We expect subcommittee members to ask Pallante about a range of topics, many of which are certain to implicate digital music. Here’s an excerpt from her written testimony (emphasis added):
“…The list of issues is long: clarifying the scope of exclusive rights, revising exceptions and limitations for libraries and archives, addressing orphan works, accommodating persons who have print disabilities, providing guidance to educational institutions, exempting incidental copies in appropriate instances, updating enforcement provisions, providing guidance on statutory damages, reviewing the efficacy of the DMCA, assisting with small copyright claims, reforming the music marketplace, updating the framework for cable and satellite transmissions, encouraging new licensing regimes, and improving the systems of copyright registration and recordation.
“That said, Congress does not need to start from scratch, as it has already laid the groundwork for many core issues. For example, Congress already has had more than a decade of debate on the public performance right for sound recordings, and has given serious consideration to improving the way in which musical works are licensed in the marketplace. These issues are ripe for resolution.”

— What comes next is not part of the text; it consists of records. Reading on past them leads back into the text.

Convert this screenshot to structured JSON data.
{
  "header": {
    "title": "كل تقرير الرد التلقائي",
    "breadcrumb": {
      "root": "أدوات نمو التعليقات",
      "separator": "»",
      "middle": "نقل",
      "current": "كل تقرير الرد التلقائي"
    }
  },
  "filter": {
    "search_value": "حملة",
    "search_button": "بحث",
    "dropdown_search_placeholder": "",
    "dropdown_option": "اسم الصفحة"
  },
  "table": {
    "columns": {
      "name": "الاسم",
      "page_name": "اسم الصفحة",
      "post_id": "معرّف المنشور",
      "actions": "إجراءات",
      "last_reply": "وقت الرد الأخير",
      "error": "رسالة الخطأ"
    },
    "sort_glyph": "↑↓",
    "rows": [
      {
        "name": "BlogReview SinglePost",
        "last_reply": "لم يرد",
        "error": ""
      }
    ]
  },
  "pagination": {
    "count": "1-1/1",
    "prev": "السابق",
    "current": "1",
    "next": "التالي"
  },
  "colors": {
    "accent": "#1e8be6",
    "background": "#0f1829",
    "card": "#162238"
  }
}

In other words, specific attention is paid to issues that impact the music community:
1. notice and takedown requirements and “safe harbors” for online services
2. an examination of policies and marketplace practices that govern music
3. licensing reform for music (not entirely distinct from #2)
4. more functional and accessible databases and voluntary copyright registries
5. the obligation to compensate performers for broadcasts, whether digital or over-the-air
6. (see #2 and #3)
Also expected to come up are copyright terms, or how long a work is protected. Congress extended the length of copyright to the life of the author plus 70 years when it last updated the Act in 1976. Some argue that this is too long a period, but the Supeme Court upheld its constitutionality in a 2003 ruling. In her speech at Columbia, Pallante suggested a compromise of sorts: life of the author plus 50 years (with the option to renew the copyright for an additional 20).
When major updates to federal statute are proposed, some act like the sky is about to fall. We’d advise taking a deep breath — it’s not as if a bill is going to magically appear tomorrow that will address every issue involving copyright in the digital era. And even if one did, it would have a long road before becoming law.
We’ll report back on the hearing and keep you informed on developments.